Try it: Could you write out the data that follows, exactly and in full?

Page and application data records:
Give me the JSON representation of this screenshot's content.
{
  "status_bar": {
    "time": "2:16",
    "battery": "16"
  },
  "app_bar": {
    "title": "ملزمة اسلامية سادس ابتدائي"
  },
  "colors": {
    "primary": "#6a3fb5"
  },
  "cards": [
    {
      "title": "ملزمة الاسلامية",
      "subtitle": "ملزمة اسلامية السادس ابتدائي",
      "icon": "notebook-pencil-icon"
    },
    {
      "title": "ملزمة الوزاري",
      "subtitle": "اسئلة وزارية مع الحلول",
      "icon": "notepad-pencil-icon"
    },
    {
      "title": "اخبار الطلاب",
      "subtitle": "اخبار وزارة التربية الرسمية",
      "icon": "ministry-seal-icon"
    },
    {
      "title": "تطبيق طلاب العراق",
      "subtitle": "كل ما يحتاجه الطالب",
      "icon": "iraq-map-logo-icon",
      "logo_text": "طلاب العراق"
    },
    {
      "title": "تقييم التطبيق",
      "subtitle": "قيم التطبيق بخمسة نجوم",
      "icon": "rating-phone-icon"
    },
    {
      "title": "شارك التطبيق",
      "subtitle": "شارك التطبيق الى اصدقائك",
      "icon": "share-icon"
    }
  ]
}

Exercise result:
Give me the JSON representation of this screenshot's content.
{
  "status_bar": {
    "time": "2:16",
    "battery": "16"
  },
  "app_bar": {
    "title": "ملزمة اسلامية سادس ابتدائي"
  },
  "colors": {
    "primary": "#6a3fb5"
  },
  "cards": [
    {
      "title": "ملزمة الاسلامية",
      "subtitle": "ملزمة اسلامية السادس ابتدائي",
      "icon": "notebook-pencil-icon"
    },
    {
      "title": "ملزمة الوزاري",
      "subtitle": "اسئلة وزارية مع الحلول",
      "icon": "notepad-pencil-icon"
    },
    {
      "title": "اخبار الطلاب",
      "subtitle": "اخبار وزارة التربية الرسمية",
      "icon": "ministry-seal-icon"
    },
    {
      "title": "تطبيق طلاب العراق",
      "subtitle": "كل ما يحتاجه الطالب",
      "icon": "iraq-map-logo-icon",
      "logo_text": "طلاب العراق"
    },
    {
      "title": "تقييم التطبيق",
      "subtitle": "قيم التطبيق بخمسة نجوم",
      "icon": "rating-phone-icon"
    },
    {
      "title": "شارك التطبيق",
      "subtitle": "شارك التطبيق الى اصدقائك",
      "icon": "share-icon"
    }
  ]
}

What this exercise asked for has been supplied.